Hi my name is ____, and I’m a constituent of District ____ calling to urge Councilmember _____ to support the City’s transition to publicly-owned and operated power. Investor-owned utilities like SDG&E have demonstrated that they are not willing to commit to service under even investor-friendly terms, and we do not need to be subject to their demands. Our community deserves better. Thank you.

City Council contact information:

Find your Council district: map

What is Energy Democracy?

Energy democracy is the movement towards an energy system that is:

  • Democratized – Bring energy systems under public ownership and public control.
  • Decentralized – Redesign the grid for local power generation, transmission, and distribution.
  • Decarbonized – Restructure energy systems along ecologically sustainable lines.
  • Decommodified – Remove the profit motive from energy provision: no one should go without heat for lack of means to pay.
  • Decolonized – Repatriate indigenous land, reparations for damage done to communities, end military spending, and ensure new energy infrastructure does not replicate systems of injustice.

There are a variety of strategies and tactics being used to achieve such a system – such as public or community buyout of privately held energy infrastructure.

What is San Diego Gas & Electric?

SDG&E is the investor-owned electric utility monopoly in San Diego County. It currently owns all the energy infrastructure – transmission lines, transformers, meters, and control stations.

What’s wrong with SDG&E?

SDG&E customers have some of the highest and fastest growing electric bills in the country. [1]

They also charge ratepayers for the cost of their franchise agreements with cities in San Diego, [2] which was $64 million in 2018. [3]

SDG&E has a history of trying to shift costs to ratepayers

  • $639M for a Fossil Fuel Pipeline [4]
  • $379M for the 2007 wildfires [5]
  • $98.8M for moving infrastructure out of the way of the Pure Water project [6]

They have an army of lawyers that fight against the interests of the public.

What is driving SDG&E’s behavior?

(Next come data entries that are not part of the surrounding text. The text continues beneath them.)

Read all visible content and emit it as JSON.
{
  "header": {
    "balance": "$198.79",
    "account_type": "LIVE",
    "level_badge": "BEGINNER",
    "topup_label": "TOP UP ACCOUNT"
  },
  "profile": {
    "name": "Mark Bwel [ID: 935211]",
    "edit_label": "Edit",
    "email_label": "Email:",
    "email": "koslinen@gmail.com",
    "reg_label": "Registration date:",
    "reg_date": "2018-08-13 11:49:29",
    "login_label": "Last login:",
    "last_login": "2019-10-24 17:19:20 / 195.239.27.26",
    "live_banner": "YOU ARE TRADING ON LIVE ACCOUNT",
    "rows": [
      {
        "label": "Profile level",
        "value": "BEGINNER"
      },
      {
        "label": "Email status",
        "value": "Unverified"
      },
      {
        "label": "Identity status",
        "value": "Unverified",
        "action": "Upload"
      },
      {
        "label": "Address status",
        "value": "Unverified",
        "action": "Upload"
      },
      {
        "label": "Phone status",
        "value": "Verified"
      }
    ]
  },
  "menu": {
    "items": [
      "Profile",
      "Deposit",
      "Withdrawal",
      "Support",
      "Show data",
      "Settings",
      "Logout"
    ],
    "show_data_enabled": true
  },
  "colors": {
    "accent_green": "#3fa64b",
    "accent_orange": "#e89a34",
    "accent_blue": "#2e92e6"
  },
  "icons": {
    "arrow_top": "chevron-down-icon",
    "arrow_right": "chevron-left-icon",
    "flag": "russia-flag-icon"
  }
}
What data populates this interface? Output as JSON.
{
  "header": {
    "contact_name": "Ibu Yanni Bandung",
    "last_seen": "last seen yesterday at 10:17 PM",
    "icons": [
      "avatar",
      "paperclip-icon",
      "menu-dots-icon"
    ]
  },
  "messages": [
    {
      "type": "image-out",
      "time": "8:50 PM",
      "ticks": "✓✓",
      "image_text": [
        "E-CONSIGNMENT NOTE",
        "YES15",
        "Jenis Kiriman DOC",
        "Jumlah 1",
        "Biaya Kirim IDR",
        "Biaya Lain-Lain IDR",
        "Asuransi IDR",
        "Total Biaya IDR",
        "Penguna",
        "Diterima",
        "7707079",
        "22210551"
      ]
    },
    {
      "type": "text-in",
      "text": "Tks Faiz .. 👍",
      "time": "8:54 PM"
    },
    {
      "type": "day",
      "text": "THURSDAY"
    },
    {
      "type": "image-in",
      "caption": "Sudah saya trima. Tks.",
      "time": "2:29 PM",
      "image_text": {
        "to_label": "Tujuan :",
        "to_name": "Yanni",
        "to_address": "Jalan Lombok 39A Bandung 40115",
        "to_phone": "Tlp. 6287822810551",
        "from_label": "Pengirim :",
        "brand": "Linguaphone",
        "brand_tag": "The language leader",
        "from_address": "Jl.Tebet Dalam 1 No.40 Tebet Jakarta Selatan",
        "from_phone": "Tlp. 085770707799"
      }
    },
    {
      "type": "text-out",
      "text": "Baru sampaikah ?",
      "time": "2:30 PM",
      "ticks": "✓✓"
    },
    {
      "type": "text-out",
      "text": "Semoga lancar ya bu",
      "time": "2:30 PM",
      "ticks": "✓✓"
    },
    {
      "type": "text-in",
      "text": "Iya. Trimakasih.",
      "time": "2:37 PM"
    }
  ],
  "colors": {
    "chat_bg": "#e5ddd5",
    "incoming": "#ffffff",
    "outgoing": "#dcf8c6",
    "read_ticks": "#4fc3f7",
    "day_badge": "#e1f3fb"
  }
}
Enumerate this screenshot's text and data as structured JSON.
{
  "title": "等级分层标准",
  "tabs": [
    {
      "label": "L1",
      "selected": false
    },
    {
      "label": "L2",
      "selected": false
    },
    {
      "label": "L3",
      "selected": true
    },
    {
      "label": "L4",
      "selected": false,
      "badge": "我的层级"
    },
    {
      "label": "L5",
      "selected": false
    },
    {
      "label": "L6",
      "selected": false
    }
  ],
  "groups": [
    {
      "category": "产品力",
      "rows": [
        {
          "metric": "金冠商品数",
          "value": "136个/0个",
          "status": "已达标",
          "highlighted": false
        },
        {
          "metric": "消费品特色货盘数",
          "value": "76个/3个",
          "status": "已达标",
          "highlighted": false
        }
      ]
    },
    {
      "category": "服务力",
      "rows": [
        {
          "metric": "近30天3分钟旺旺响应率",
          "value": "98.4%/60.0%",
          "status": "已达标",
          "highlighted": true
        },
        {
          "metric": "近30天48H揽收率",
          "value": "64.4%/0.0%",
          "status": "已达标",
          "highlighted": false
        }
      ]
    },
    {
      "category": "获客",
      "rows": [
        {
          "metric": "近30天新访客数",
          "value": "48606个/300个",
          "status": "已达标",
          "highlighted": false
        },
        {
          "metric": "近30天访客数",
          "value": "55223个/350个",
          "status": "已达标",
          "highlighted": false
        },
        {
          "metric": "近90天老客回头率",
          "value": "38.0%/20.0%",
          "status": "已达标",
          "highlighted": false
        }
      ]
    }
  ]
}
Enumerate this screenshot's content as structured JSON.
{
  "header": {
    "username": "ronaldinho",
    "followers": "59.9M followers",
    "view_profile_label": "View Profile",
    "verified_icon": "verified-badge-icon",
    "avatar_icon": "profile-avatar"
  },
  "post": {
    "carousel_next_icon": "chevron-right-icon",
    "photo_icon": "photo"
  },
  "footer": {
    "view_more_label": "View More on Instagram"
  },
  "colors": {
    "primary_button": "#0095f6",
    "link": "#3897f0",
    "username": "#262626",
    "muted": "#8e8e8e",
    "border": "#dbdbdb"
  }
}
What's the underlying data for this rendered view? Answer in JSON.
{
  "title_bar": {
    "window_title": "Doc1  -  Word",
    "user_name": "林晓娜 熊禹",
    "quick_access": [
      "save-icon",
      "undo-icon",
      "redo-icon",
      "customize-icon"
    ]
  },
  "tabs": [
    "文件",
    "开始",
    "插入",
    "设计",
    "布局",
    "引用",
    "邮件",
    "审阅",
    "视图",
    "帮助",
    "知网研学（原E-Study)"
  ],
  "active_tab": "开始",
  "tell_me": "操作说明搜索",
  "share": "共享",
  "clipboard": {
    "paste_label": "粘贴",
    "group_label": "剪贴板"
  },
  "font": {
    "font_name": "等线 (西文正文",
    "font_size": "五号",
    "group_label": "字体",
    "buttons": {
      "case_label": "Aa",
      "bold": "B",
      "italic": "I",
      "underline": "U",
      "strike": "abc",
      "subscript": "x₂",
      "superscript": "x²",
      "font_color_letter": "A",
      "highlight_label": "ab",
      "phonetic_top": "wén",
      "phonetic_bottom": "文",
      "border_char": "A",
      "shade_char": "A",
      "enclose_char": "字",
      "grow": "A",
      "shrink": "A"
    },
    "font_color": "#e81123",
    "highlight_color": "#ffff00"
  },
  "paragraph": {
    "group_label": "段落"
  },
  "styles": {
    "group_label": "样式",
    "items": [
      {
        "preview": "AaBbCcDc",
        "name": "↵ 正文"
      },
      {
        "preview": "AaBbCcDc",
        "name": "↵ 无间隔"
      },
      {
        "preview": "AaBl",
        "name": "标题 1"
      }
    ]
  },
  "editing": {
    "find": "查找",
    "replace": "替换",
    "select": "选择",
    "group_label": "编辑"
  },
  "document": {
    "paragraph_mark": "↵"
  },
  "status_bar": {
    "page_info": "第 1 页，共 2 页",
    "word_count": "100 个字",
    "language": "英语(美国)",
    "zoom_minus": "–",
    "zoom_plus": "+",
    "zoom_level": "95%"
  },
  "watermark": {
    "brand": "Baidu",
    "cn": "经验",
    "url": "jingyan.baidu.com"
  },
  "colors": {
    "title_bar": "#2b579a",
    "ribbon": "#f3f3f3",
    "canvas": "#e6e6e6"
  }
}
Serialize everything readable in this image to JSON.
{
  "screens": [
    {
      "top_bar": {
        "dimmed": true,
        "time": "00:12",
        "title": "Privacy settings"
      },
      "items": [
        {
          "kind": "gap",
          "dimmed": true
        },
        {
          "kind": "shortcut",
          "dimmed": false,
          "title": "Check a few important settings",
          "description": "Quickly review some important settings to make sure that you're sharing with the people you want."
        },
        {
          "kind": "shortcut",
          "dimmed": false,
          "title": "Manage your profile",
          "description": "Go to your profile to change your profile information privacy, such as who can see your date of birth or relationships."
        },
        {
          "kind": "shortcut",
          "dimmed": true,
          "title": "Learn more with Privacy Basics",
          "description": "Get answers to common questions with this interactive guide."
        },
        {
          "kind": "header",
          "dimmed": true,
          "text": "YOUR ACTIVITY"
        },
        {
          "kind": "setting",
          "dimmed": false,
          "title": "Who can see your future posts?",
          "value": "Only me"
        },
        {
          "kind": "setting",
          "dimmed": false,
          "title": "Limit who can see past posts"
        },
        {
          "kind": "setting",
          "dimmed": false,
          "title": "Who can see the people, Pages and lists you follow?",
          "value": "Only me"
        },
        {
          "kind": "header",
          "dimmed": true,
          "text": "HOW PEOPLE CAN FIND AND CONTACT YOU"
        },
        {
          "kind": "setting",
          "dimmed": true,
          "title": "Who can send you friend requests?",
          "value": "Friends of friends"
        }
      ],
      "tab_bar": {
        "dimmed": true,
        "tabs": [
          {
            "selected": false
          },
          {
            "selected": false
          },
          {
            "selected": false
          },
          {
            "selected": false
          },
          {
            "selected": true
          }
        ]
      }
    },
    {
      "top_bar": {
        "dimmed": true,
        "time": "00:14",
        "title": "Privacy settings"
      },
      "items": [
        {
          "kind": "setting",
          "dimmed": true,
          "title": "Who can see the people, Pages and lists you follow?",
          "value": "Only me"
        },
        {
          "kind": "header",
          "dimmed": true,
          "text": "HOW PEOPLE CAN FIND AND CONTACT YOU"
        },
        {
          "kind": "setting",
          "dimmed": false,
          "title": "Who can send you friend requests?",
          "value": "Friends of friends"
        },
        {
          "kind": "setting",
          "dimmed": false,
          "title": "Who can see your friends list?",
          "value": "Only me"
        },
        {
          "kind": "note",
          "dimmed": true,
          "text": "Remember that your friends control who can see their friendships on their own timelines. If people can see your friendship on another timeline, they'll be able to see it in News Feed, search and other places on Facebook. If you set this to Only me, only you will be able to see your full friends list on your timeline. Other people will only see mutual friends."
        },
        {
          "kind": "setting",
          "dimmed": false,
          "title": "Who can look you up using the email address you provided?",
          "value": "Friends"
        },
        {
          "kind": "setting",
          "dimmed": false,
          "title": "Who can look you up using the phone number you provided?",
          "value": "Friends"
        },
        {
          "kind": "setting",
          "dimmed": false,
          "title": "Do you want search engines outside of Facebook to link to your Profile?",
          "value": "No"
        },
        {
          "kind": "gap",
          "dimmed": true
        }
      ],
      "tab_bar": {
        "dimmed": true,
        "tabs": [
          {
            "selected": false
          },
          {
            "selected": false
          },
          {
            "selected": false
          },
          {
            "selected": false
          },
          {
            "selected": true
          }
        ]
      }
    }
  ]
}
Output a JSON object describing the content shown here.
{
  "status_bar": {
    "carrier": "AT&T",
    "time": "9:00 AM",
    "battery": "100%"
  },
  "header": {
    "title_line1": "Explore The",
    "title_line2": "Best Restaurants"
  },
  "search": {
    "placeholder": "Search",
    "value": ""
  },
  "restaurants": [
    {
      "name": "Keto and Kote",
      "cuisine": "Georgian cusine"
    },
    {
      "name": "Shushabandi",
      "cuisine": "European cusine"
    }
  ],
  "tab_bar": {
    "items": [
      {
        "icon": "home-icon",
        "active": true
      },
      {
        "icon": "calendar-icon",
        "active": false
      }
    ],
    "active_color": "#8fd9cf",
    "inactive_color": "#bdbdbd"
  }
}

SDG&E is an investor-owned utility – it has shareholders, and those shareholders want a return on their investment.

They have a guaranteed return on their infrastructure equity. [7]

They are incentivized to build more expensive infrastructure, like long transmission lines. [8] These transmission lines cause wildfires, and are prioritized over local energy production (like rooftop solar) that is not as profitable for shareholders.

What can we do about SDG&E?

SDG&E’s franchise agreement with the City of San Diego expires in January 2021, after a 50 year term. The City of San Diego is starting negotiations with them in 2020 on a new franchise agreement. [12]

We can push the city to not sign a new franchise agreement with SDG&E, and instead purchase the energy infrastructure and operate it for the public good.

How do I get involved with campaign organizing?

We need organizers and activists to help us drive this forward! If you want to get involved with organizing, please check our events calendar for meetings of the Energy Democracy Campaign or the Metro Branch Ecosocialist Working Group. DSA San Diego members can join the #wg-met-ecosocialism channel on Slack.

Additional Resources


  1. San Diego Union Tribune, Why SDG&E’s rates are higher than other California utilities,
  2. SDG&E, Electric Franchise Fees,
  3. Sempra Energy, 2018 Statistical Report (p 21),
  4. San Diego Union Tribune, CPUC rejects $639 million SDG&E pipeline project,
  5. KPBS, Supreme Court Denies SDG&E Appeal To Have Ratepayers Pay $379M For 2007 Wildfires,
  6. San Diego Union Tribune, City and SDG&E are at loggerheads over $98.8 million in utility relocation costs for Pure Water project,
  7. California Public Utilities Commission, What is Cost of Capital (CoC)?,
  8. San Diego Union Tribune, High-voltage battle looms over rooftop solar power,
  9. San Diego Union Tribune, SDG&E wants to add $10 fixed charge, nearly quadruple minimum monthly bill,
  10. Utility Dive, SDG&E looks to raise minimum bill 400%, citing solar-driven cost shift,
  11. Consumer Reports, The Fees That Raise Your Electric Bill Even When You Use Less Energy,
  12. San Diego Union Tribune, San Diego renegotiating utility franchise agreement for the first time in 50 years,